This association was equal in both HIV and HIV-negative control subjects in the recent Study of Fat Redistribution and Metabolic Change in HIV Infection (FRAM). This is a national long-term longitudinal study of HIV-infected individuals taking modern antiretroviral therapy as well as HIV-negative controls.

The presence of visceral fat located between and around the internal organs was also associated with an increased risk of insulin resistance in both study groups. Researchers found that each type of fat contributes independently to insulin resistance, regardless of whether the other type of fat was present.

Lead author and FRAM principal investigator Carl Grunfeld, MD, PhD, chief of the metabolism and endocrine sections at SFVAMC explains, “We knew about the insulin resistance risk associated with visceral fat, which has been shown in previous studies, but no one had ever looked at the contribution of upper trunk fat. Strikingly, there was very little difference between HIV- infected people and controls. If you have fat up top, it’s bad for you.”

With insulin resistance, body cells become increasingly resistant to the action of insulin, which is a hormone that regulates blood glucose levels. The result is consistently high blood glucose having many negative effects on an individual’s health.

Researchers measured visceral and subcutaneous fat deposits in the legs, arms, upper trunk, and lower trunk of 926 HIV-infected subjects and 258 HIV-negative controls. Each group was divided into thirds, based on the amount of fat in each location. With the HIV infected subjects in the highest third of upper trunk fat, 57 percent showed insulin resistance. Within that group, half did not have high visceral fat. Among the highest third of control groups with upper trunk fat, 61 percent were insulin resistant. Again, a third of that group did not have high visceral fat.

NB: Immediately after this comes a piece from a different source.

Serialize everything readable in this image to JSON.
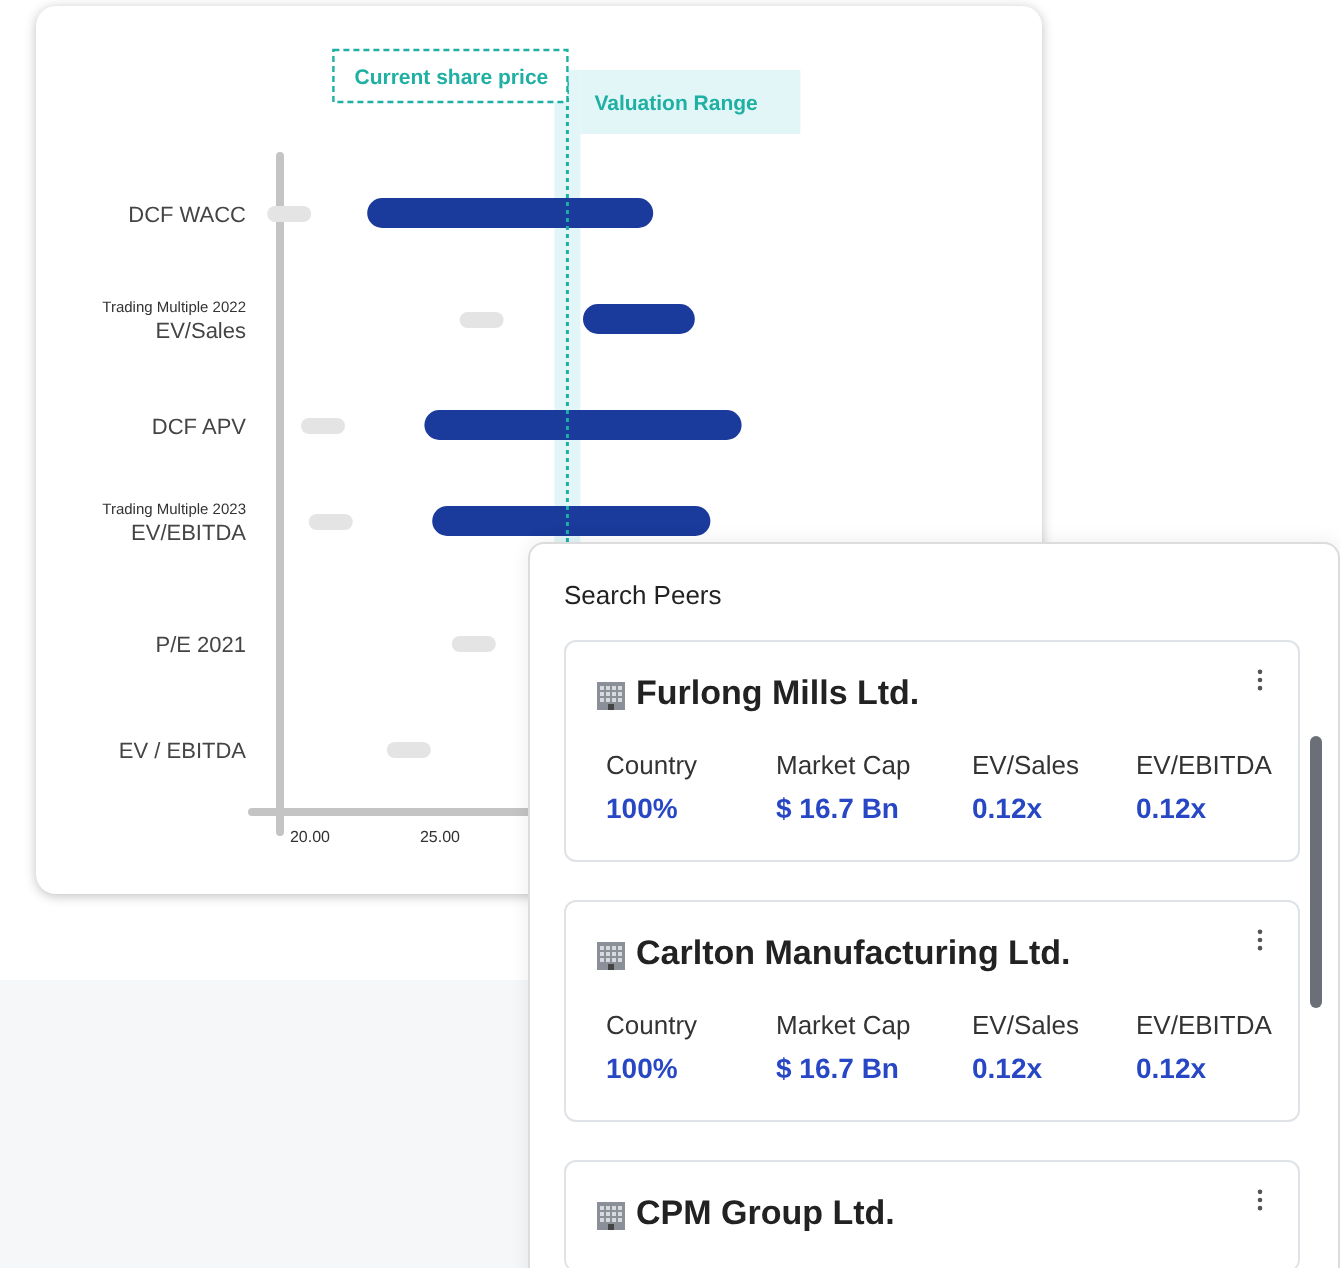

“So, basically, there are people who have a lot of fat in their upper trunk and not so much inside their belly, yet they are at risk for insulin resistance,” reports Grunfeld, who is also a professor of medicine at the University of California, San Francisco (UCSF). “And there are people with a lot of visceral fat but not upper trunk fat who are in the same boat. But if you’ve got both, it’s a double whammy. Your risk of insulin resistance is quite high.”

Researchers also looked at all regions of the body where fat is deposited in order to investigate abnormalities in fat distribution that have been reported in HIV infection. In particular, there is the “buffalo hump,” a prominent fat deposit in the middle of the upper back. “But we found that fat in that area was present, and associated with the same risk for insulin resistance, in both HIV infected and control subjects,” Grunfeld says.

He further explains that there is a lack of difference in risk between HIV- infected and HIV- negative subjects,; noting that two- thirds of all Americans are overweight and one- third are obese. “With the new, highly effective antiretroviral medications, Americans with HIV now have the same weight problems as everybody else,” he says. “No matter who you are, if you eat too much and you don’t exercise, you’re going to be at risk for insulin resistance, cardiovascular disease, and every other problem associated with being overweight.”

Minding your weight and your health will certainly affect you as you age, and eventually affect your wallet as well.

Post a Comment

To use reCAPTCHA you must get an API key from